## What to do
Set the data down once more, exactly as it is written.

## Data for the task
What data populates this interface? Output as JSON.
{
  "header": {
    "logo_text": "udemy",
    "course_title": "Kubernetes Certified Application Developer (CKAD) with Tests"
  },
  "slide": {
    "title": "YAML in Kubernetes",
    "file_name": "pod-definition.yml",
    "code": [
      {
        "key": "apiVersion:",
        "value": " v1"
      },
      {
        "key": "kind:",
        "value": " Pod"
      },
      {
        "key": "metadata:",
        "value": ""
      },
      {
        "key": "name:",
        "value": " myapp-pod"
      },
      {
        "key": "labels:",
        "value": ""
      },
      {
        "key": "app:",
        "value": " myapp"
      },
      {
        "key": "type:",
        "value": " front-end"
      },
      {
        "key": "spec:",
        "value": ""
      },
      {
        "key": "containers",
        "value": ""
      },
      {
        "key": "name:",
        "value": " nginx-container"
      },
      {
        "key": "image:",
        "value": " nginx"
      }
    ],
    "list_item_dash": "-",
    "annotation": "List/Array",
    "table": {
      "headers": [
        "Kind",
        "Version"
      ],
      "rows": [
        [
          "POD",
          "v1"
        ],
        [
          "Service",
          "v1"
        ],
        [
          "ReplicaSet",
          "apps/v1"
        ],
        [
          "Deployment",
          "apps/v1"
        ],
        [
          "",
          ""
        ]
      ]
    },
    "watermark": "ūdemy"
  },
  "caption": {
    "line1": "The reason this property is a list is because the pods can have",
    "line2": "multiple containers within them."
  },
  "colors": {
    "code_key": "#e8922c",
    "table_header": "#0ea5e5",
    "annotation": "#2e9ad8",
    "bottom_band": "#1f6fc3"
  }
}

## Your solution
What data populates this interface? Output as JSON.
{
  "header": {
    "logo_text": "udemy",
    "course_title": "Kubernetes Certified Application Developer (CKAD) with Tests"
  },
  "slide": {
    "title": "YAML in Kubernetes",
    "file_name": "pod-definition.yml",
    "code": [
      {
        "key": "apiVersion:",
        "value": " v1"
      },
      {
        "key": "kind:",
        "value": " Pod"
      },
      {
        "key": "metadata:",
        "value": ""
      },
      {
        "key": "name:",
        "value": " myapp-pod"
      },
      {
        "key": "labels:",
        "value": ""
      },
      {
        "key": "app:",
        "value": " myapp"
      },
      {
        "key": "type:",
        "value": " front-end"
      },
      {
        "key": "spec:",
        "value": ""
      },
      {
        "key": "containers",
        "value": ""
      },
      {
        "key": "name:",
        "value": " nginx-container"
      },
      {
        "key": "image:",
        "value": " nginx"
      }
    ],
    "list_item_dash": "-",
    "annotation": "List/Array",
    "table": {
      "headers": [
        "Kind",
        "Version"
      ],
      "rows": [
        [
          "POD",
          "v1"
        ],
        [
          "Service",
          "v1"
        ],
        [
          "ReplicaSet",
          "apps/v1"
        ],
        [
          "Deployment",
          "apps/v1"
        ],
        [
          "",
          ""
        ]
      ]
    },
    "watermark": "ūdemy"
  },
  "caption": {
    "line1": "The reason this property is a list is because the pods can have",
    "line2": "multiple containers within them."
  },
  "colors": {
    "code_key": "#e8922c",
    "table_header": "#0ea5e5",
    "annotation": "#2e9ad8",
    "bottom_band": "#1f6fc3"
  }
}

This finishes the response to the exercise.